Collection entries
+---+

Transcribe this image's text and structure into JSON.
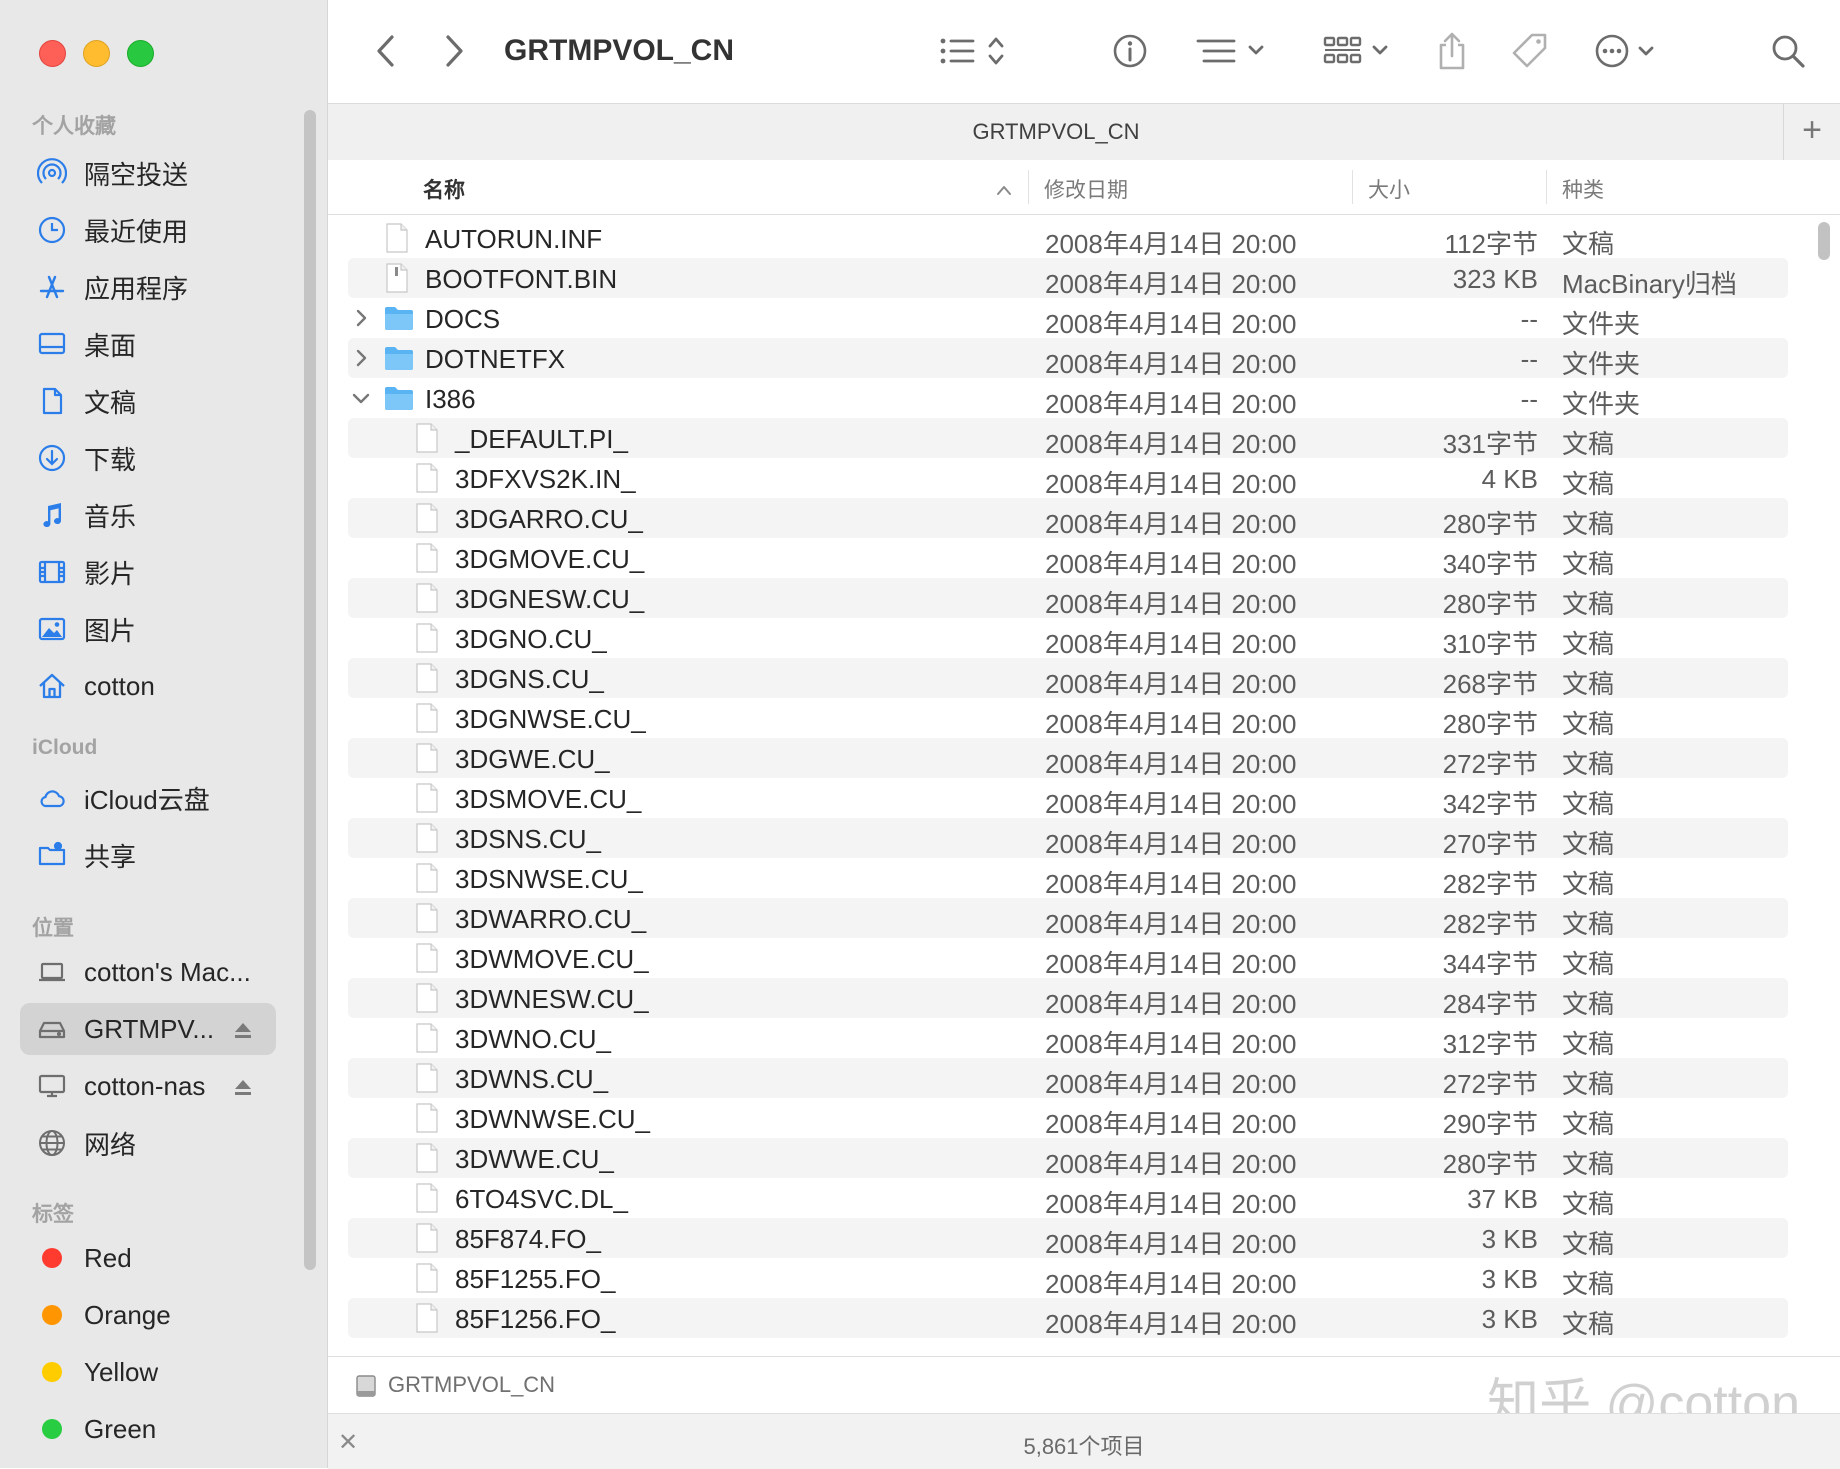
{
  "window": {
    "title": "GRTMPVOL_CN"
  },
  "toolbar": {
    "back_icon": "chevron-left-icon",
    "forward_icon": "chevron-right-icon",
    "title": "GRTMPVOL_CN"
  },
  "sidebar": {
    "sections": {
      "favorites": "个人收藏",
      "icloud": "iCloud",
      "locations": "位置",
      "tags": "标签"
    },
    "favorites": [
      {
        "label": "隔空投送",
        "icon": "airdrop-icon"
      },
      {
        "label": "最近使用",
        "icon": "clock-icon"
      },
      {
        "label": "应用程序",
        "icon": "applications-icon"
      },
      {
        "label": "桌面",
        "icon": "desktop-icon"
      },
      {
        "label": "文稿",
        "icon": "document-icon"
      },
      {
        "label": "下载",
        "icon": "download-icon"
      },
      {
        "label": "音乐",
        "icon": "music-icon"
      },
      {
        "label": "影片",
        "icon": "film-icon"
      },
      {
        "label": "图片",
        "icon": "photo-icon"
      },
      {
        "label": "cotton",
        "icon": "home-icon"
      }
    ],
    "icloud": [
      {
        "label": "iCloud云盘",
        "icon": "cloud-icon"
      },
      {
        "label": "共享",
        "icon": "shared-folder-icon"
      }
    ],
    "locations": [
      {
        "label": "cotton's Mac...",
        "icon": "laptop-icon"
      },
      {
        "label": "GRTMPV...",
        "icon": "drive-icon",
        "selected": true
      },
      {
        "label": "cotton-nas",
        "icon": "display-icon"
      },
      {
        "label": "网络",
        "icon": "network-icon"
      }
    ],
    "tags": [
      {
        "label": "Red",
        "color": "#ff3b30"
      },
      {
        "label": "Orange",
        "color": "#ff9500"
      },
      {
        "label": "Yellow",
        "color": "#ffcc00"
      },
      {
        "label": "Green",
        "color": "#28cd41"
      }
    ]
  },
  "tab": {
    "title": "GRTMPVOL_CN",
    "add_label": "+"
  },
  "columns": {
    "name": "名称",
    "date": "修改日期",
    "size": "大小",
    "kind": "种类"
  },
  "files": [
    {
      "name": "AUTORUN.INF",
      "date": "2008年4月14日 20:00",
      "size": "112字节",
      "kind": "文稿",
      "type": "file",
      "level": 0
    },
    {
      "name": "BOOTFONT.BIN",
      "date": "2008年4月14日 20:00",
      "size": "323 KB",
      "kind": "MacBinary归档",
      "type": "binary",
      "level": 0
    },
    {
      "name": "DOCS",
      "date": "2008年4月14日 20:00",
      "size": "--",
      "kind": "文件夹",
      "type": "folder",
      "level": 0,
      "expanded": false
    },
    {
      "name": "DOTNETFX",
      "date": "2008年4月14日 20:00",
      "size": "--",
      "kind": "文件夹",
      "type": "folder",
      "level": 0,
      "expanded": false
    },
    {
      "name": "I386",
      "date": "2008年4月14日 20:00",
      "size": "--",
      "kind": "文件夹",
      "type": "folder",
      "level": 0,
      "expanded": true
    },
    {
      "name": "_DEFAULT.PI_",
      "date": "2008年4月14日 20:00",
      "size": "331字节",
      "kind": "文稿",
      "type": "file",
      "level": 1
    },
    {
      "name": "3DFXVS2K.IN_",
      "date": "2008年4月14日 20:00",
      "size": "4 KB",
      "kind": "文稿",
      "type": "file",
      "level": 1
    },
    {
      "name": "3DGARRO.CU_",
      "date": "2008年4月14日 20:00",
      "size": "280字节",
      "kind": "文稿",
      "type": "file",
      "level": 1
    },
    {
      "name": "3DGMOVE.CU_",
      "date": "2008年4月14日 20:00",
      "size": "340字节",
      "kind": "文稿",
      "type": "file",
      "level": 1
    },
    {
      "name": "3DGNESW.CU_",
      "date": "2008年4月14日 20:00",
      "size": "280字节",
      "kind": "文稿",
      "type": "file",
      "level": 1
    },
    {
      "name": "3DGNO.CU_",
      "date": "2008年4月14日 20:00",
      "size": "310字节",
      "kind": "文稿",
      "type": "file",
      "level": 1
    },
    {
      "name": "3DGNS.CU_",
      "date": "2008年4月14日 20:00",
      "size": "268字节",
      "kind": "文稿",
      "type": "file",
      "level": 1
    },
    {
      "name": "3DGNWSE.CU_",
      "date": "2008年4月14日 20:00",
      "size": "280字节",
      "kind": "文稿",
      "type": "file",
      "level": 1
    },
    {
      "name": "3DGWE.CU_",
      "date": "2008年4月14日 20:00",
      "size": "272字节",
      "kind": "文稿",
      "type": "file",
      "level": 1
    },
    {
      "name": "3DSMOVE.CU_",
      "date": "2008年4月14日 20:00",
      "size": "342字节",
      "kind": "文稿",
      "type": "file",
      "level": 1
    },
    {
      "name": "3DSNS.CU_",
      "date": "2008年4月14日 20:00",
      "size": "270字节",
      "kind": "文稿",
      "type": "file",
      "level": 1
    },
    {
      "name": "3DSNWSE.CU_",
      "date": "2008年4月14日 20:00",
      "size": "282字节",
      "kind": "文稿",
      "type": "file",
      "level": 1
    },
    {
      "name": "3DWARRO.CU_",
      "date": "2008年4月14日 20:00",
      "size": "282字节",
      "kind": "文稿",
      "type": "file",
      "level": 1
    },
    {
      "name": "3DWMOVE.CU_",
      "date": "2008年4月14日 20:00",
      "size": "344字节",
      "kind": "文稿",
      "type": "file",
      "level": 1
    },
    {
      "name": "3DWNESW.CU_",
      "date": "2008年4月14日 20:00",
      "size": "284字节",
      "kind": "文稿",
      "type": "file",
      "level": 1
    },
    {
      "name": "3DWNO.CU_",
      "date": "2008年4月14日 20:00",
      "size": "312字节",
      "kind": "文稿",
      "type": "file",
      "level": 1
    },
    {
      "name": "3DWNS.CU_",
      "date": "2008年4月14日 20:00",
      "size": "272字节",
      "kind": "文稿",
      "type": "file",
      "level": 1
    },
    {
      "name": "3DWNWSE.CU_",
      "date": "2008年4月14日 20:00",
      "size": "290字节",
      "kind": "文稿",
      "type": "file",
      "level": 1
    },
    {
      "name": "3DWWE.CU_",
      "date": "2008年4月14日 20:00",
      "size": "280字节",
      "kind": "文稿",
      "type": "file",
      "level": 1
    },
    {
      "name": "6TO4SVC.DL_",
      "date": "2008年4月14日 20:00",
      "size": "37 KB",
      "kind": "文稿",
      "type": "file",
      "level": 1
    },
    {
      "name": "85F874.FO_",
      "date": "2008年4月14日 20:00",
      "size": "3 KB",
      "kind": "文稿",
      "type": "file",
      "level": 1
    },
    {
      "name": "85F1255.FO_",
      "date": "2008年4月14日 20:00",
      "size": "3 KB",
      "kind": "文稿",
      "type": "file",
      "level": 1
    },
    {
      "name": "85F1256.FO_",
      "date": "2008年4月14日 20:00",
      "size": "3 KB",
      "kind": "文稿",
      "type": "file",
      "level": 1
    }
  ],
  "pathbar": {
    "path": "GRTMPVOL_CN",
    "watermark": "知乎 @cotton"
  },
  "status": {
    "count": "5,861个项目"
  }
}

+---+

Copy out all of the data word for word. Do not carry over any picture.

Transcribe this image's text and structure into JSON.
{
  "window": {
    "title": "GRTMPVOL_CN"
  },
  "toolbar": {
    "back_icon": "chevron-left-icon",
    "forward_icon": "chevron-right-icon",
    "title": "GRTMPVOL_CN"
  },
  "sidebar": {
    "sections": {
      "favorites": "个人收藏",
      "icloud": "iCloud",
      "locations": "位置",
      "tags": "标签"
    },
    "favorites": [
      {
        "label": "隔空投送",
        "icon": "airdrop-icon"
      },
      {
        "label": "最近使用",
        "icon": "clock-icon"
      },
      {
        "label": "应用程序",
        "icon": "applications-icon"
      },
      {
        "label": "桌面",
        "icon": "desktop-icon"
      },
      {
        "label": "文稿",
        "icon": "document-icon"
      },
      {
        "label": "下载",
        "icon": "download-icon"
      },
      {
        "label": "音乐",
        "icon": "music-icon"
      },
      {
        "label": "影片",
        "icon": "film-icon"
      },
      {
        "label": "图片",
        "icon": "photo-icon"
      },
      {
        "label": "cotton",
        "icon": "home-icon"
      }
    ],
    "icloud": [
      {
        "label": "iCloud云盘",
        "icon": "cloud-icon"
      },
      {
        "label": "共享",
        "icon": "shared-folder-icon"
      }
    ],
    "locations": [
      {
        "label": "cotton's Mac...",
        "icon": "laptop-icon"
      },
      {
        "label": "GRTMPV...",
        "icon": "drive-icon",
        "selected": true
      },
      {
        "label": "cotton-nas",
        "icon": "display-icon"
      },
      {
        "label": "网络",
        "icon": "network-icon"
      }
    ],
    "tags": [
      {
        "label": "Red",
        "color": "#ff3b30"
      },
      {
        "label": "Orange",
        "color": "#ff9500"
      },
      {
        "label": "Yellow",
        "color": "#ffcc00"
      },
      {
        "label": "Green",
        "color": "#28cd41"
      }
    ]
  },
  "tab": {
    "title": "GRTMPVOL_CN",
    "add_label": "+"
  },
  "columns": {
    "name": "名称",
    "date": "修改日期",
    "size": "大小",
    "kind": "种类"
  },
  "files": [
    {
      "name": "AUTORUN.INF",
      "date": "2008年4月14日 20:00",
      "size": "112字节",
      "kind": "文稿",
      "type": "file",
      "level": 0
    },
    {
      "name": "BOOTFONT.BIN",
      "date": "2008年4月14日 20:00",
      "size": "323 KB",
      "kind": "MacBinary归档",
      "type": "binary",
      "level": 0
    },
    {
      "name": "DOCS",
      "date": "2008年4月14日 20:00",
      "size": "--",
      "kind": "文件夹",
      "type": "folder",
      "level": 0,
      "expanded": false
    },
    {
      "name": "DOTNETFX",
      "date": "2008年4月14日 20:00",
      "size": "--",
      "kind": "文件夹",
      "type": "folder",
      "level": 0,
      "expanded": false
    },
    {
      "name": "I386",
      "date": "2008年4月14日 20:00",
      "size": "--",
      "kind": "文件夹",
      "type": "folder",
      "level": 0,
      "expanded": true
    },
    {
      "name": "_DEFAULT.PI_",
      "date": "2008年4月14日 20:00",
      "size": "331字节",
      "kind": "文稿",
      "type": "file",
      "level": 1
    },
    {
      "name": "3DFXVS2K.IN_",
      "date": "2008年4月14日 20:00",
      "size": "4 KB",
      "kind": "文稿",
      "type": "file",
      "level": 1
    },
    {
      "name": "3DGARRO.CU_",
      "date": "2008年4月14日 20:00",
      "size": "280字节",
      "kind": "文稿",
      "type": "file",
      "level": 1
    },
    {
      "name": "3DGMOVE.CU_",
      "date": "2008年4月14日 20:00",
      "size": "340字节",
      "kind": "文稿",
      "type": "file",
      "level": 1
    },
    {
      "name": "3DGNESW.CU_",
      "date": "2008年4月14日 20:00",
      "size": "280字节",
      "kind": "文稿",
      "type": "file",
      "level": 1
    },
    {
      "name": "3DGNO.CU_",
      "date": "2008年4月14日 20:00",
      "size": "310字节",
      "kind": "文稿",
      "type": "file",
      "level": 1
    },
    {
      "name": "3DGNS.CU_",
      "date": "2008年4月14日 20:00",
      "size": "268字节",
      "kind": "文稿",
      "type": "file",
      "level": 1
    },
    {
      "name": "3DGNWSE.CU_",
      "date": "2008年4月14日 20:00",
      "size": "280字节",
      "kind": "文稿",
      "type": "file",
      "level": 1
    },
    {
      "name": "3DGWE.CU_",
      "date": "2008年4月14日 20:00",
      "size": "272字节",
      "kind": "文稿",
      "type": "file",
      "level": 1
    },
    {
      "name": "3DSMOVE.CU_",
      "date": "2008年4月14日 20:00",
      "size": "342字节",
      "kind": "文稿",
      "type": "file",
      "level": 1
    },
    {
      "name": "3DSNS.CU_",
      "date": "2008年4月14日 20:00",
      "size": "270字节",
      "kind": "文稿",
      "type": "file",
      "level": 1
    },
    {
      "name": "3DSNWSE.CU_",
      "date": "2008年4月14日 20:00",
      "size": "282字节",
      "kind": "文稿",
      "type": "file",
      "level": 1
    },
    {
      "name": "3DWARRO.CU_",
      "date": "2008年4月14日 20:00",
      "size": "282字节",
      "kind": "文稿",
      "type": "file",
      "level": 1
    },
    {
      "name": "3DWMOVE.CU_",
      "date": "2008年4月14日 20:00",
      "size": "344字节",
      "kind": "文稿",
      "type": "file",
      "level": 1
    },
    {
      "name": "3DWNESW.CU_",
      "date": "2008年4月14日 20:00",
      "size": "284字节",
      "kind": "文稿",
      "type": "file",
      "level": 1
    },
    {
      "name": "3DWNO.CU_",
      "date": "2008年4月14日 20:00",
      "size": "312字节",
      "kind": "文稿",
      "type": "file",
      "level": 1
    },
    {
      "name": "3DWNS.CU_",
      "date": "2008年4月14日 20:00",
      "size": "272字节",
      "kind": "文稿",
      "type": "file",
      "level": 1
    },
    {
      "name": "3DWNWSE.CU_",
      "date": "2008年4月14日 20:00",
      "size": "290字节",
      "kind": "文稿",
      "type": "file",
      "level": 1
    },
    {
      "name": "3DWWE.CU_",
      "date": "2008年4月14日 20:00",
      "size": "280字节",
      "kind": "文稿",
      "type": "file",
      "level": 1
    },
    {
      "name": "6TO4SVC.DL_",
      "date": "2008年4月14日 20:00",
      "size": "37 KB",
      "kind": "文稿",
      "type": "file",
      "level": 1
    },
    {
      "name": "85F874.FO_",
      "date": "2008年4月14日 20:00",
      "size": "3 KB",
      "kind": "文稿",
      "type": "file",
      "level": 1
    },
    {
      "name": "85F1255.FO_",
      "date": "2008年4月14日 20:00",
      "size": "3 KB",
      "kind": "文稿",
      "type": "file",
      "level": 1
    },
    {
      "name": "85F1256.FO_",
      "date": "2008年4月14日 20:00",
      "size": "3 KB",
      "kind": "文稿",
      "type": "file",
      "level": 1
    }
  ],
  "pathbar": {
    "path": "GRTMPVOL_CN",
    "watermark": "知乎 @cotton"
  },
  "status": {
    "count": "5,861个项目"
  }
}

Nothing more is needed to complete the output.